There are many different programs you can use to store your digital photos on your computer. My personal favorite is Picasa by Google. It is free to download, I like the way I can have albums and then files within the album. They easily get imported directly to Picasa from my camera. I can crop them, straighten them, add text, print them, email them, export them, and include a watermark on them. I am not the best photographer, but I am getting better. And I love to look at my quilts on my computer or my iPad. I am now going through old paper photos of quilts I no longer have and scanning them so they will be digital on my computer.
I understand all your excuses for not photographing your quilt. Probably the biggest is no space to take the photo. Digital pictures are so easy to take and store on your computer. Outside on a clothesline is a great place to photograph quilts. Enlist the help of two friends or family members to hold your quilt while you photograph. If you have a lot of quilts, invest in a quilt stand and some clips to hold your quilts. Take it to your quilt guild meeting and ask for help. Ask your local quilt store if you can bring it in to photograph. You can get reasonable good pictures. The worst place is on a floor or bed.
I can hear some of you now, but my quilt is nothing special. It is special to you. Please share your antique and vintage quilts somewhere, anywhere. Don’t hide them under the bed. Yes, you know who you are!!
OK- you have motivated me! I'm in your FB group but have not posted any photos as yet. Partly because I have not taken pics of my vintage quilts and tops. I did buy a Craft Gard display rack, and I will get busy and shoot those quilts. I love olds quilts... and they really don't get seen enough. So thanks for this post.ReplyDelete
Three cheers, Lynn, for photographing all your quilts! I think I have a piece of this pattern that someone started and never finished!ReplyDelete
Hi, I am not a quilter, but I do love them. I am a fabric freak and yet dont sew..anyways I do photo a lot of my blankets and will photo this new quilt I got on ebay. Im wondering if anyone here can look at this auction I just won on ebay..http://www.ebay.com/itm/400643939429?ssPageName=STRK:MEWNX:IT&_trksid=p3984.m1439.l2649#ht_126wt_974 The auction has ended so you will have to click on the top of the page to view original listing. Its a real beauty and I will take it to the cleaners when it arrives to try and remove or lessen the stain. The fabric on the back is puffy and appears to be a woven fabric. Any ideas on age or fabrics used in the quilt. It has wool batting which doesnt scare me as Wool is my fabric..and thats what I was looking for when I came upon this beauty. I love it and I feel I got a wonderful bargain.. Please take a look.. Sorry Im new here and just jumped in on this thread. I did notice the stitches near the stain are kinda big...Any info will be appreciated. Thanks so much.ReplyDelete
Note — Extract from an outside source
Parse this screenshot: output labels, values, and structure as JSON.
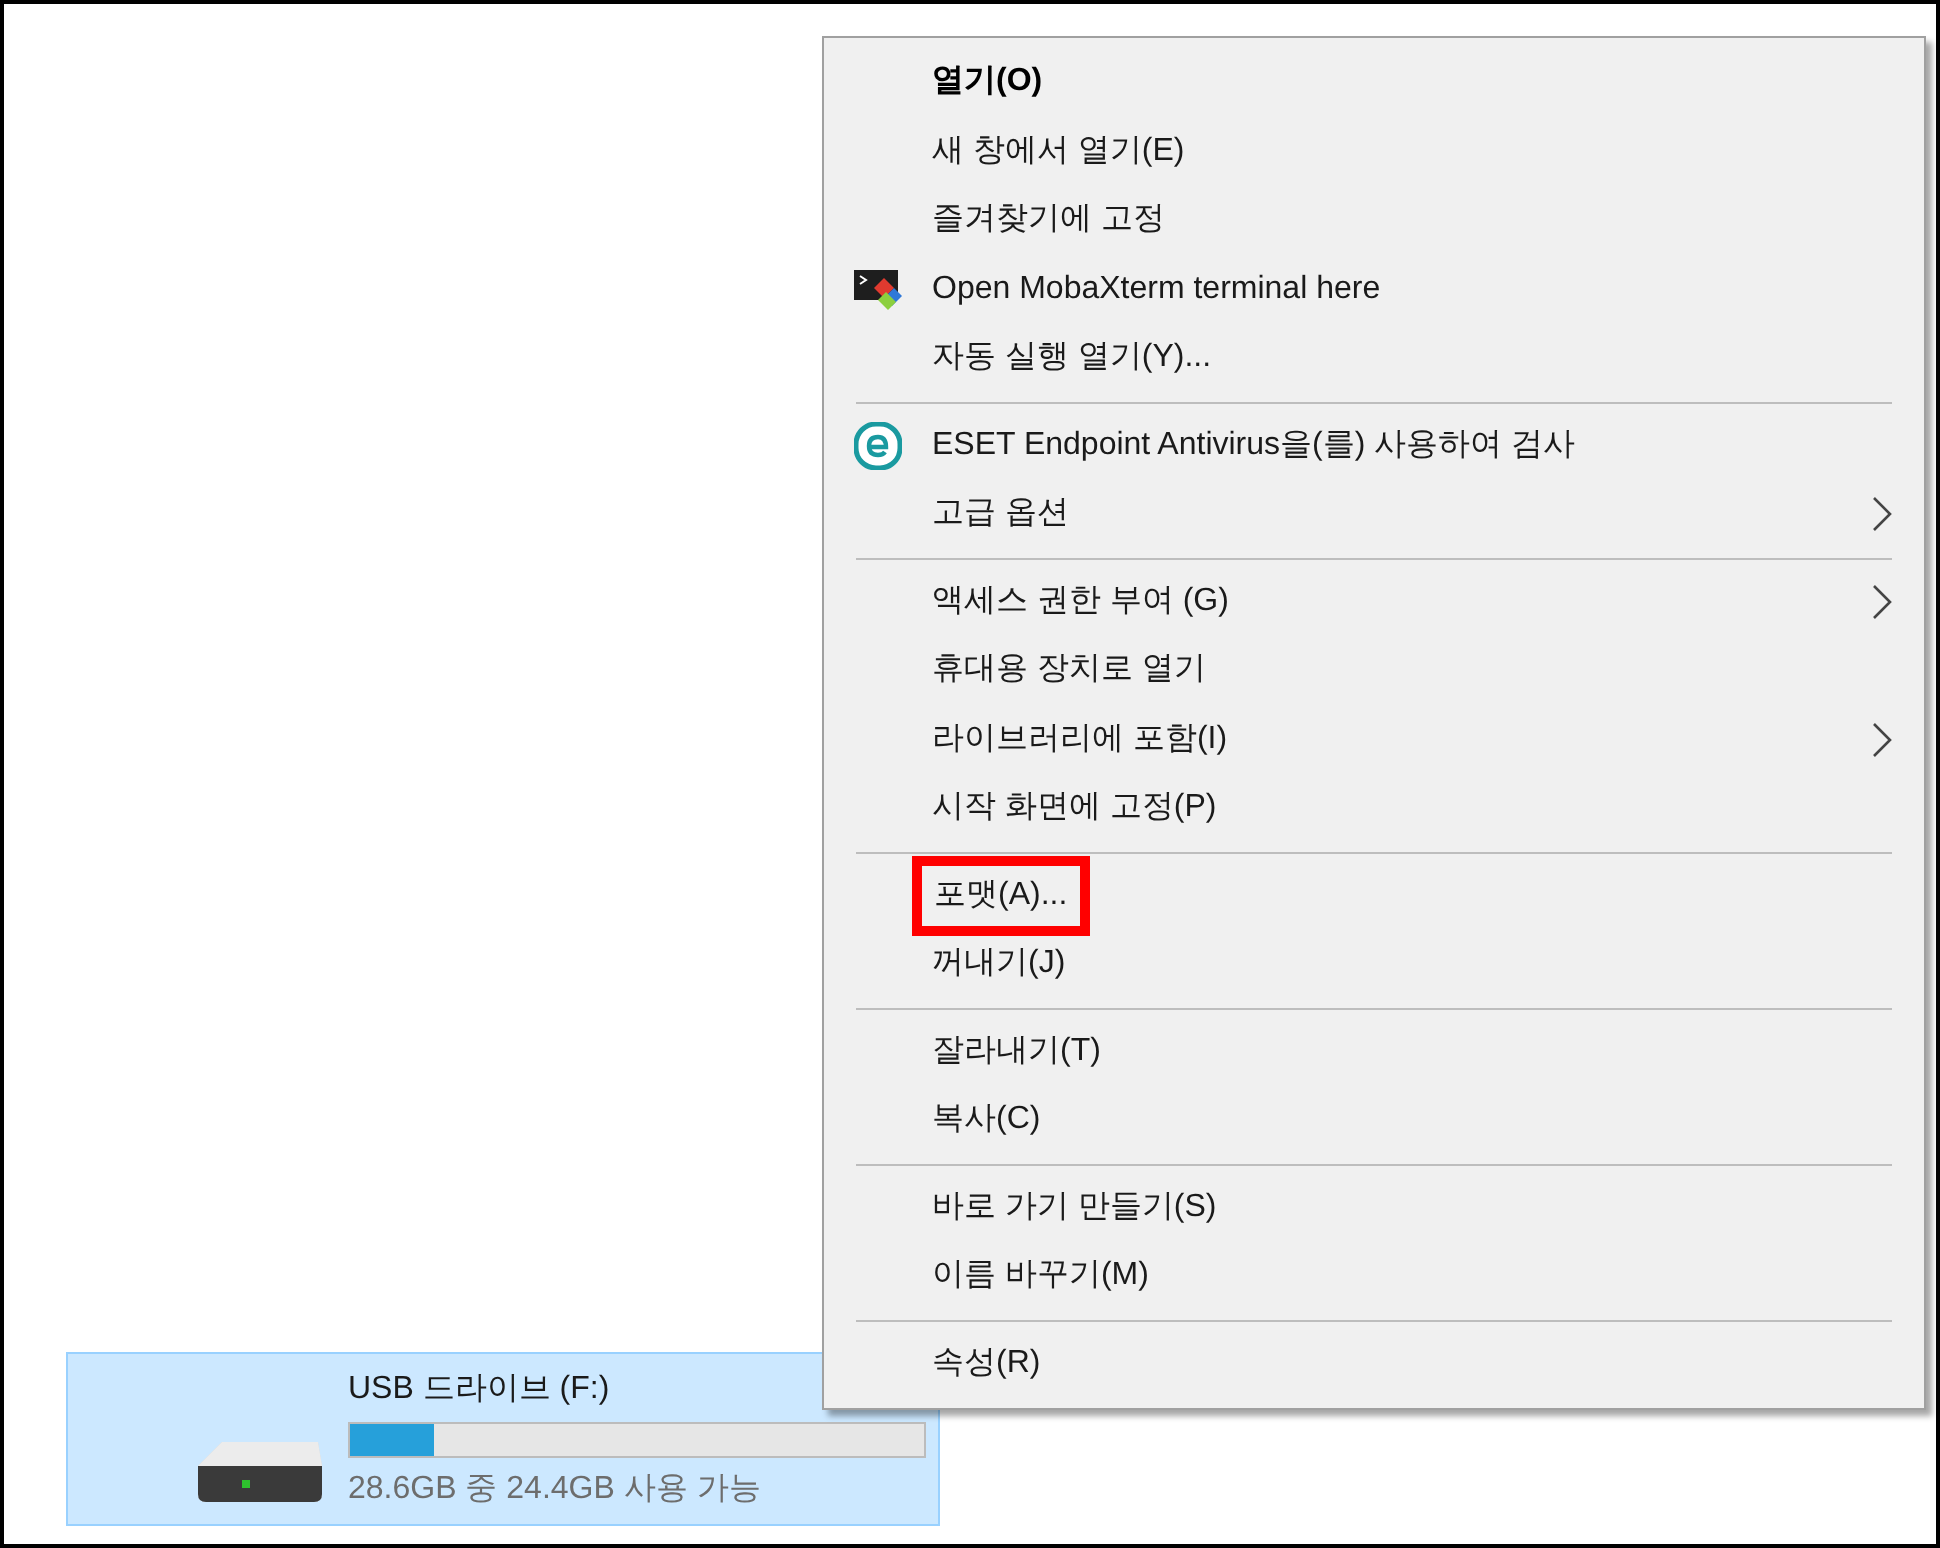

Sorry about that link, it doesnt work. If you go to ebay and type in this number under ebay search you will see it. 400643939429, thanks again for any info you have. Ive always believed when you want to know something go to the ones who know..ReplyDelete
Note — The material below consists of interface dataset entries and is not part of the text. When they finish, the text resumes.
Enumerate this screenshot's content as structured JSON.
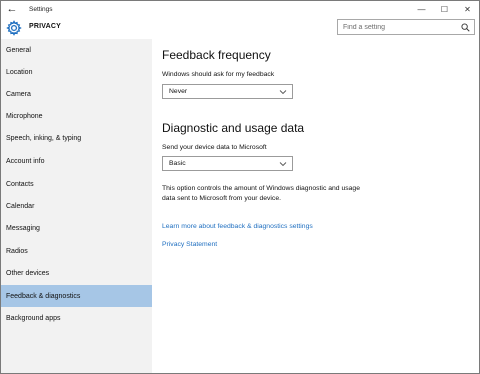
{
  "window": {
    "title": "Settings",
    "back_glyph": "←",
    "controls": {
      "minimize": "—",
      "maximize": "☐",
      "close": "✕"
    }
  },
  "header": {
    "icon": "gear-icon",
    "title": "PRIVACY",
    "search": {
      "placeholder": "Find a setting",
      "value": "",
      "icon": "search-icon"
    }
  },
  "sidebar": {
    "items": [
      {
        "label": "General"
      },
      {
        "label": "Location"
      },
      {
        "label": "Camera"
      },
      {
        "label": "Microphone"
      },
      {
        "label": "Speech, inking, & typing"
      },
      {
        "label": "Account info"
      },
      {
        "label": "Contacts"
      },
      {
        "label": "Calendar"
      },
      {
        "label": "Messaging"
      },
      {
        "label": "Radios"
      },
      {
        "label": "Other devices"
      },
      {
        "label": "Feedback & diagnostics",
        "selected": true
      },
      {
        "label": "Background apps"
      }
    ]
  },
  "main": {
    "feedback": {
      "heading": "Feedback frequency",
      "label": "Windows should ask for my feedback",
      "select_value": "Never"
    },
    "diagnostics": {
      "heading": "Diagnostic and usage data",
      "label": "Send your device data to Microsoft",
      "select_value": "Basic",
      "description_line1": "This option controls the amount of Windows diagnostic and usage",
      "description_line2": "data sent to Microsoft from your device."
    },
    "links": {
      "learn_more": "Learn more about feedback & diagnostics settings",
      "privacy": "Privacy Statement"
    }
  },
  "colors": {
    "selected_nav": "#a6c6e6",
    "sidebar_bg": "#f2f2f2",
    "link": "#1f6fc0",
    "accent_icon": "#1f6fc0"
  }
}
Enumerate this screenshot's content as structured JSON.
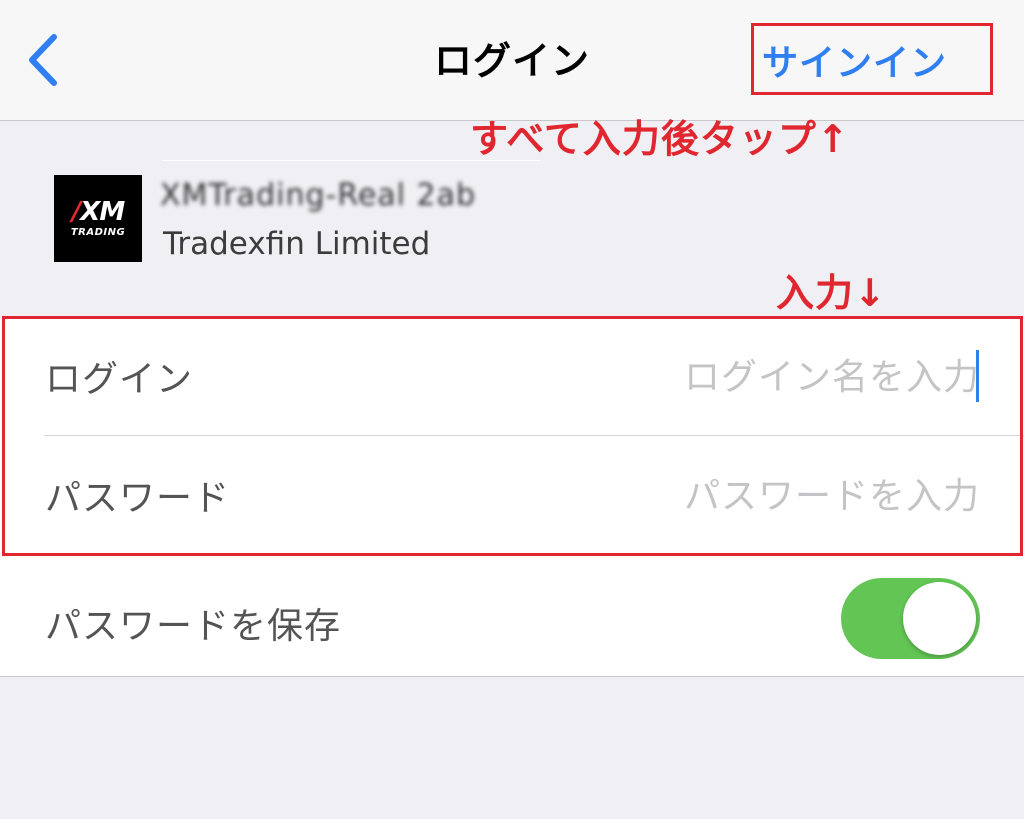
{
  "navbar": {
    "back_icon": "chevron-left-icon",
    "title": "ログイン",
    "signin_label": "サインイン"
  },
  "annotations": {
    "tap_after_input": "すべて入力後タップ↑",
    "input_here": "入力↓"
  },
  "server": {
    "logo_mark": "XM",
    "logo_sub": "TRADING",
    "server_name": "XMTrading-Real 2ab",
    "company": "Tradexfin Limited"
  },
  "form": {
    "login": {
      "label": "ログイン",
      "value": "",
      "placeholder": "ログイン名を入力"
    },
    "password": {
      "label": "パスワード",
      "value": "",
      "placeholder": "パスワードを入力"
    }
  },
  "save_password": {
    "label": "パスワードを保存",
    "enabled": true
  },
  "colors": {
    "accent_blue": "#2f7ff0",
    "annotation_red": "#e0262e",
    "toggle_green": "#62c554",
    "background": "#efeff4"
  }
}
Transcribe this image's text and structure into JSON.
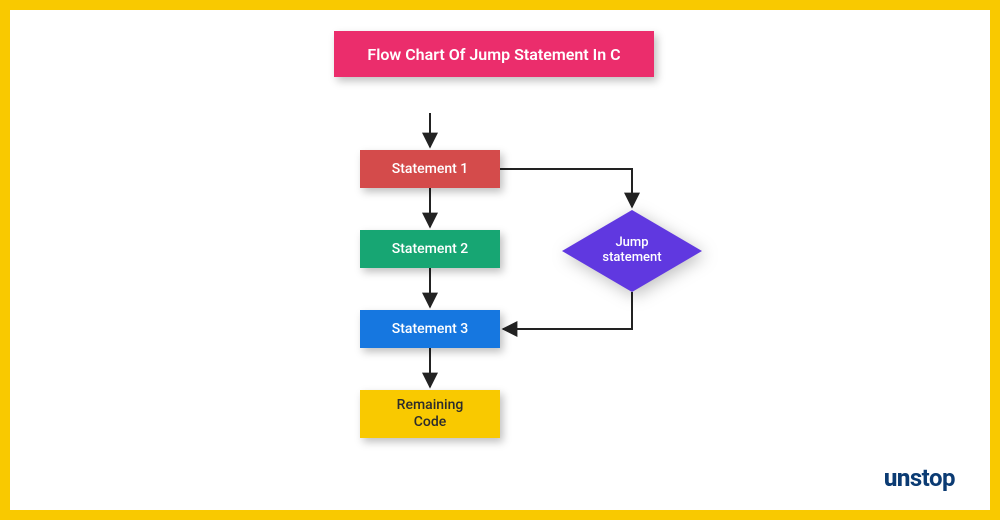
{
  "frame": {
    "border_color": "#f9c900"
  },
  "title": {
    "text": "Flow Chart Of Jump Statement In C",
    "bg": "#eb2d6c",
    "fg": "#ffffff"
  },
  "flow": {
    "stmt1": {
      "label": "Statement 1",
      "bg": "#d44b4b"
    },
    "stmt2": {
      "label": "Statement 2",
      "bg": "#17a673"
    },
    "stmt3": {
      "label": "Statement 3",
      "bg": "#1677e0"
    },
    "rem": {
      "label1": "Remaining",
      "label2": "Code",
      "bg": "#f9c900",
      "fg": "#2c2c2c"
    },
    "jump": {
      "label1": "Jump",
      "label2": "statement",
      "bg": "#6038e0"
    }
  },
  "arrow": {
    "stroke": "#222222"
  },
  "brand": {
    "text_accent": "un",
    "text_rest": "stop",
    "accent_color": "#0b3b73",
    "rest_color": "#0b3b73"
  }
}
Thanks for reminding us about this post. It is quite motivational and I appreciate your openness and philosophy on sharing the pictures and inspiration. I am disappointed when dealers withhold information on the history of the quilts they sell. I understand their motivation from a business perspective but think how much history is lost because of them. Three cheers to the dealers who do keep the information with a quilt. I haven't photographed my collection and am sometimes surprised by what I have. I most appreciate that doing so will help those we leave behind dispose of them in a responsible way, preserve their stories, and get them to a new generation who will appreciate them.ReplyDelete